WORK REQUIRED - The response should consist of the records that follow, repeated exactly.

AVAILABLE DATA -
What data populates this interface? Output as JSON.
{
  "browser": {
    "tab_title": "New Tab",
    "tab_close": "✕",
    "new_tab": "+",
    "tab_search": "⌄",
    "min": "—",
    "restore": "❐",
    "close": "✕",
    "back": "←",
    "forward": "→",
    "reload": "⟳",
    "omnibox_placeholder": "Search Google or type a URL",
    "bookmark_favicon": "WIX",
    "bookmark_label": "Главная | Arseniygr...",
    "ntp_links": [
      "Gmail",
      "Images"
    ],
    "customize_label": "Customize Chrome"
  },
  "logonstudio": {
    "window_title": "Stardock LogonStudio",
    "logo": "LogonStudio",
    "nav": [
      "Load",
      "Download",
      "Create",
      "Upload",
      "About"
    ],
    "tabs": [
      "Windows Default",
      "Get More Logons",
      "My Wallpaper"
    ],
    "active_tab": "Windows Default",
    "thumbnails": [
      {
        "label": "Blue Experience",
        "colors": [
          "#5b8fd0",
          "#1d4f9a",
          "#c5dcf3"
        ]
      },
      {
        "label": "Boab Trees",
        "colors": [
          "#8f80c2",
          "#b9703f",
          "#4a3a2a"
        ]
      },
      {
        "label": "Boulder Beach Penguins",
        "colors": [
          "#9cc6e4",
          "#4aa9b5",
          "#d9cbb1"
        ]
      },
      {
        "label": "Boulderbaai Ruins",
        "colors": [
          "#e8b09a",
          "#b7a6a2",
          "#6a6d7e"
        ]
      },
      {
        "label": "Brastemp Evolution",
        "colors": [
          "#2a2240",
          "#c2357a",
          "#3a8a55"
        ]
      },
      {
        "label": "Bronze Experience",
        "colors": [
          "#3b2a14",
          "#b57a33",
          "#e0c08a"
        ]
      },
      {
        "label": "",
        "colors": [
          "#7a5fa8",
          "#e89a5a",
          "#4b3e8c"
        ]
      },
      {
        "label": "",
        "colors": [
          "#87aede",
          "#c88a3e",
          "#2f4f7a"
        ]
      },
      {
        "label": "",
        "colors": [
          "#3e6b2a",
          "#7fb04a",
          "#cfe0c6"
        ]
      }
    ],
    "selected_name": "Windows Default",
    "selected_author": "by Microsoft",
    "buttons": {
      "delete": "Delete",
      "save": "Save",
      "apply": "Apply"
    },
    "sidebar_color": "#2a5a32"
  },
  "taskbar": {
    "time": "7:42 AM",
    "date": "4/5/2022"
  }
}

EXERCISE OUTPUT -
What data populates this interface? Output as JSON.
{
  "browser": {
    "tab_title": "New Tab",
    "tab_close": "✕",
    "new_tab": "+",
    "tab_search": "⌄",
    "min": "—",
    "restore": "❐",
    "close": "✕",
    "back": "←",
    "forward": "→",
    "reload": "⟳",
    "omnibox_placeholder": "Search Google or type a URL",
    "bookmark_favicon": "WIX",
    "bookmark_label": "Главная | Arseniygr...",
    "ntp_links": [
      "Gmail",
      "Images"
    ],
    "customize_label": "Customize Chrome"
  },
  "logonstudio": {
    "window_title": "Stardock LogonStudio",
    "logo": "LogonStudio",
    "nav": [
      "Load",
      "Download",
      "Create",
      "Upload",
      "About"
    ],
    "tabs": [
      "Windows Default",
      "Get More Logons",
      "My Wallpaper"
    ],
    "active_tab": "Windows Default",
    "thumbnails": [
      {
        "label": "Blue Experience",
        "colors": [
          "#5b8fd0",
          "#1d4f9a",
          "#c5dcf3"
        ]
      },
      {
        "label": "Boab Trees",
        "colors": [
          "#8f80c2",
          "#b9703f",
          "#4a3a2a"
        ]
      },
      {
        "label": "Boulder Beach Penguins",
        "colors": [
          "#9cc6e4",
          "#4aa9b5",
          "#d9cbb1"
        ]
      },
      {
        "label": "Boulderbaai Ruins",
        "colors": [
          "#e8b09a",
          "#b7a6a2",
          "#6a6d7e"
        ]
      },
      {
        "label": "Brastemp Evolution",
        "colors": [
          "#2a2240",
          "#c2357a",
          "#3a8a55"
        ]
      },
      {
        "label": "Bronze Experience",
        "colors": [
          "#3b2a14",
          "#b57a33",
          "#e0c08a"
        ]
      },
      {
        "label": "",
        "colors": [
          "#7a5fa8",
          "#e89a5a",
          "#4b3e8c"
        ]
      },
      {
        "label": "",
        "colors": [
          "#87aede",
          "#c88a3e",
          "#2f4f7a"
        ]
      },
      {
        "label": "",
        "colors": [
          "#3e6b2a",
          "#7fb04a",
          "#cfe0c6"
        ]
      }
    ],
    "selected_name": "Windows Default",
    "selected_author": "by Microsoft",
    "buttons": {
      "delete": "Delete",
      "save": "Save",
      "apply": "Apply"
    },
    "sidebar_color": "#2a5a32"
  },
  "taskbar": {
    "time": "7:42 AM",
    "date": "4/5/2022"
  }
}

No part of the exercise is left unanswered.